The method proposed herein can only be applied within the limits presented in the article. Studies to expand such limits are in progress.
5. Acknowledgements
The authors wish to thank CAPES  Higher Education Personnel Improvement Coordination, CNPq  National Scientific Research and Development Council, and FAPESP  Research Support Foundation of the State of São Paulo.
6. Bibliographic References

^{[1]}ASSOCIAÇÃO BRASILEIRA DE NORMAS TÉCNICAS. Projeto de Estruturas de Concreto  Procedimento. NBR 6118, Rio de Janeiro, 2014.

^{[2]}ASSOCIAÇÃO BRASILEIRA DE NORMAS TÉCNICAS. Projeto de estruturas de concreto em situação de incêndio. NBR 15200, Rio de Janeiro, 2012.

^{[3]}ELFITIANY, S.F.; YOUSSEF, M.A. Interaction diagrams for fireexposed reinforced concrete sections. Journal: Engineering Structures, v. 70, p. 246259, July 2014.

^{[4]}EUROPEAN COMMITTEE FOR STANDARDIZATION. Eurocode 2: Design of concrete structures  part 1.2 General rules  structural fire design. EN 199212. Brussels: CEN, 2004.

^{[5]}FIRE SAFETY DESIGN (FSD). TCD 5.0 User's manual. Lund: Fire Safety Design AB, 2007

^{[6]}INTERNATIONAL ORGANIZATION FOR STANDARDIZATION. ISO 834: Fireresistance tests: elements of building construction  part 1.1: general requirements for fire resistance testing. Geneva, 1999. 25 p. (Revision of first edition ISO 834:1975).

^{[7]}LAW, A.; GILLIE, M. Interaction Diagrams for Ambient and Heated Concrete Sections. Journal: Engineering Structures, v. 32, n. 6, p. 16411649, 2010

^{[8]}MOREIRA, A. M. M. M. Verificação de seções retangulares de concreto armado submetidas à flexão oblíqua composta em situação de incêndio. Universidade Federal de Minas Gerais, Belo Horizonte, 2013.

^{[9]}RODRIGUEZ, J.; ARISTIZABALOCHOA, J. D. Biaxial Interaction Diagrams for Short RC Columns of Any Cross Section. Journal of Structural Engineering, v. 125, n. 6, p. 672683, June 1999.

^{[10]}SILVA, V. P. Projeto de Estruturas de Concreto em Situação de Incêndio.
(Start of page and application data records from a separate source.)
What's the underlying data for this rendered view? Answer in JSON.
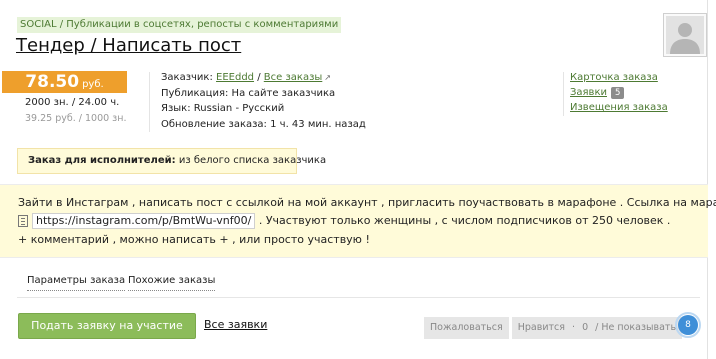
{
  "order": {
    "category": "SOCIAL / Публикации в соцсетях, репосты с комментариями",
    "title": "Тендер / Написать пост",
    "avatar_icon": "user-silhouette-icon"
  },
  "price": {
    "value": "78.50",
    "unit": "руб.",
    "sub_line": "2000 зн. / 24.00 ч.",
    "rate_line": "39.25 руб. / 1000 зн."
  },
  "meta": {
    "customer_label": "Заказчик:",
    "customer_name": "EEEddd",
    "separator": "/",
    "all_orders_link": "Все заказы",
    "publication_label": "Публикация:",
    "publication_value": "На сайте заказчика",
    "language_label": "Язык:",
    "language_value": "Russian - Русский",
    "updated_label": "Обновление заказа:",
    "updated_value": "1 ч. 43 мин. назад"
  },
  "side_links": {
    "order_card": "Карточка заказа",
    "bids": "Заявки",
    "bids_count": "5",
    "notifications": "Извещения заказа"
  },
  "notice": {
    "label": "Заказ для исполнителей:",
    "value": "из белого списка заказчика"
  },
  "description": {
    "line1": "Зайти в Инстаграм , написать пост с ссылкой на мой аккаунт , пригласить поучаствовать в марафоне . Ссылка на марафон",
    "url": "https://instagram.com/p/BmtWu-vnf00/",
    "line2_rest": ". Участвуют только женщины , с числом подписчиков от 250 человек .",
    "line3": "+ комментарий , можно написать + , или просто участвую !"
  },
  "tabs": {
    "params": "Параметры заказа",
    "similar": "Похожие заказы"
  },
  "actions": {
    "apply_button": "Подать заявку на участие",
    "all_bids": "Все заявки",
    "complain": "Пожаловаться",
    "like": "Нравится",
    "like_separator": "·",
    "like_count": "0",
    "hide": "/ Не показывать",
    "bid_counter": "8"
  },
  "colors": {
    "accent_green": "#8cbc5a",
    "price_orange": "#ee9f2c",
    "link_green": "#4d7a33",
    "highlight_yellow": "#fffbd9",
    "badge_blue": "#3f8fd8"
  }
}
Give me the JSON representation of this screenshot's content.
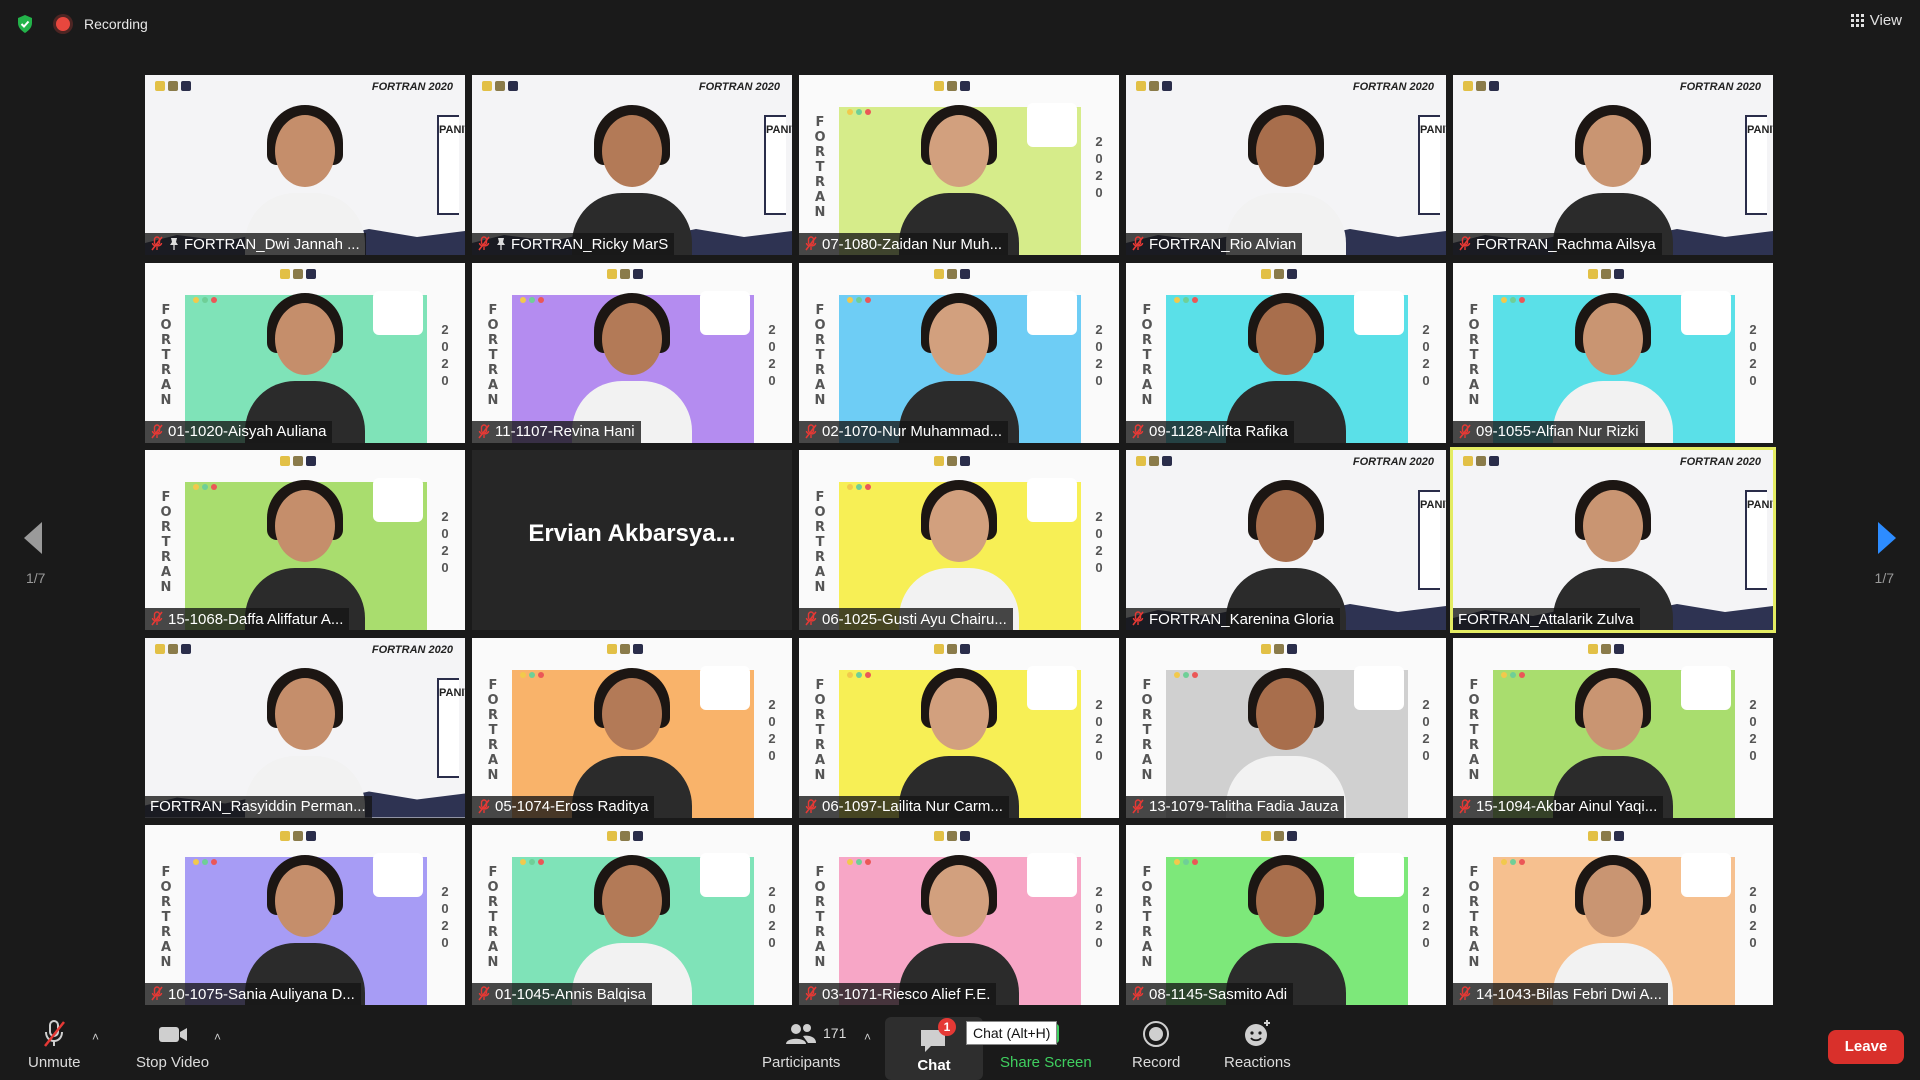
{
  "topbar": {
    "recording_label": "Recording",
    "view_label": "View"
  },
  "pagination": {
    "left_count": "1/7",
    "right_count": "1/7"
  },
  "banner": {
    "fortran_vertical": "FORTRAN",
    "year_vertical": "2020",
    "fortran_title": "FORTRAN 2020",
    "panitia": "PANITIA"
  },
  "tiles": [
    {
      "name": "FORTRAN_Dwi Jannah ...",
      "muted": true,
      "pinned": true,
      "style": "panitia",
      "bg": "#ffffff"
    },
    {
      "name": "FORTRAN_Ricky MarS",
      "muted": true,
      "pinned": true,
      "style": "panitia",
      "bg": "#ffffff"
    },
    {
      "name": "07-1080-Zaidan Nur Muh...",
      "muted": true,
      "pinned": false,
      "style": "fortran",
      "bg": "#d6ec8a"
    },
    {
      "name": "FORTRAN_Rio Alvian",
      "muted": true,
      "pinned": false,
      "style": "panitia",
      "bg": "#ffffff"
    },
    {
      "name": "FORTRAN_Rachma Ailsya",
      "muted": true,
      "pinned": false,
      "style": "panitia",
      "bg": "#ffffff"
    },
    {
      "name": "01-1020-Aisyah Auliana",
      "muted": true,
      "pinned": false,
      "style": "fortran",
      "bg": "#7fe3b8"
    },
    {
      "name": "11-1107-Revina Hani",
      "muted": true,
      "pinned": false,
      "style": "fortran",
      "bg": "#b48cf0"
    },
    {
      "name": "02-1070-Nur Muhammad...",
      "muted": true,
      "pinned": false,
      "style": "fortran",
      "bg": "#6ecdf5"
    },
    {
      "name": "09-1128-Alifta Rafika",
      "muted": true,
      "pinned": false,
      "style": "fortran",
      "bg": "#5ae0e8"
    },
    {
      "name": "09-1055-Alfian Nur Rizki",
      "muted": true,
      "pinned": false,
      "style": "fortran",
      "bg": "#5ae0e8"
    },
    {
      "name": "15-1068-Daffa Aliffatur A...",
      "muted": true,
      "pinned": false,
      "style": "fortran",
      "bg": "#a9dd6e"
    },
    {
      "name": "Ervian  Akbarsya...",
      "muted": true,
      "pinned": false,
      "style": "dark",
      "bg": "#262626"
    },
    {
      "name": "06-1025-Gusti Ayu Chairu...",
      "muted": true,
      "pinned": false,
      "style": "fortran",
      "bg": "#f7ef55"
    },
    {
      "name": "FORTRAN_Karenina Gloria",
      "muted": true,
      "pinned": false,
      "style": "panitia",
      "bg": "#ffffff"
    },
    {
      "name": "FORTRAN_Attalarik Zulva",
      "muted": false,
      "pinned": false,
      "style": "panitia",
      "bg": "#ffffff",
      "active": true
    },
    {
      "name": "FORTRAN_Rasyiddin Perman...",
      "muted": false,
      "pinned": false,
      "style": "panitia",
      "bg": "#ffffff"
    },
    {
      "name": "05-1074-Eross Raditya",
      "muted": true,
      "pinned": false,
      "style": "fortran",
      "bg": "#f9b36a"
    },
    {
      "name": "06-1097-Lailita Nur Carm...",
      "muted": true,
      "pinned": false,
      "style": "fortran",
      "bg": "#f7ef55"
    },
    {
      "name": "13-1079-Talitha Fadia Jauza",
      "muted": true,
      "pinned": false,
      "style": "fortran",
      "bg": "#d0d0d0"
    },
    {
      "name": "15-1094-Akbar Ainul Yaqi...",
      "muted": true,
      "pinned": false,
      "style": "fortran",
      "bg": "#a9dd6e"
    },
    {
      "name": "10-1075-Sania Auliyana D...",
      "muted": true,
      "pinned": false,
      "style": "fortran",
      "bg": "#a79cf5"
    },
    {
      "name": "01-1045-Annis Balqisa",
      "muted": true,
      "pinned": false,
      "style": "fortran",
      "bg": "#7fe3b8"
    },
    {
      "name": "03-1071-Riesco Alief F.E.",
      "muted": true,
      "pinned": false,
      "style": "fortran",
      "bg": "#f7a6c6"
    },
    {
      "name": "08-1145-Sasmito Adi",
      "muted": true,
      "pinned": false,
      "style": "fortran",
      "bg": "#7de87a"
    },
    {
      "name": "14-1043-Bilas Febri Dwi A...",
      "muted": true,
      "pinned": false,
      "style": "fortran",
      "bg": "#f6c08f"
    }
  ],
  "toolbar": {
    "unmute_label": "Unmute",
    "stop_video_label": "Stop Video",
    "participants_label": "Participants",
    "participants_count": "171",
    "chat_label": "Chat",
    "chat_badge": "1",
    "chat_tooltip": "Chat (Alt+H)",
    "share_screen_label": "Share Screen",
    "record_label": "Record",
    "reactions_label": "Reactions",
    "leave_label": "Leave"
  },
  "colors": {
    "background": "#1a1a1a",
    "active_speaker": "#e4ec62",
    "share_green": "#3fcf5f",
    "leave_red": "#d9302b",
    "recording_red": "#e8473e",
    "paging_arrow_left": "#9a9a9a",
    "paging_arrow_right": "#2d8cff"
  },
  "icons": [
    "shield-icon",
    "recording-icon",
    "view-grid-icon",
    "arrow-left-icon",
    "arrow-right-icon",
    "mic-off-icon",
    "pin-icon",
    "video-icon",
    "participants-icon",
    "chat-icon",
    "share-screen-icon",
    "record-icon",
    "reactions-icon",
    "caret-up-icon"
  ]
}
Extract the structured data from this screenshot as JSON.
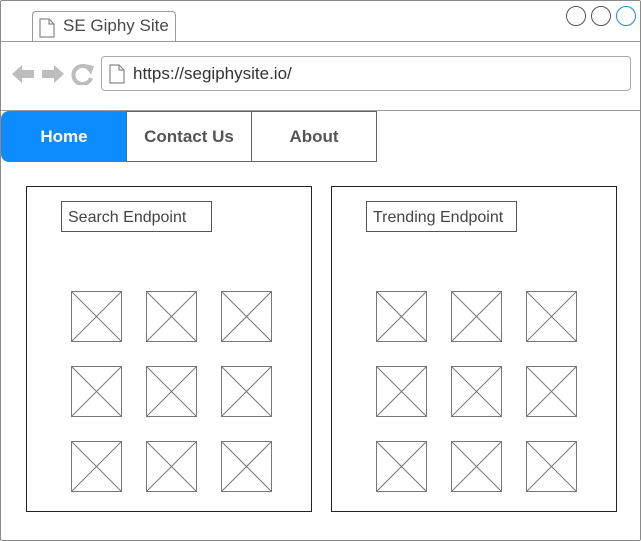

São Paulo: Editora Blucher, 2012.

^{[11]}SILVA, W.P.; SILVA, C.M.D.P.S. LAB Fit Curve Fitting Software (Nonlinear Regression and Treatment of Data Program) v 7.2.49 (19992016).
Publication Dates

Publication in this collection
Apr 2017
History

Received
26 Jan 2016 
Accepted
23 July 2016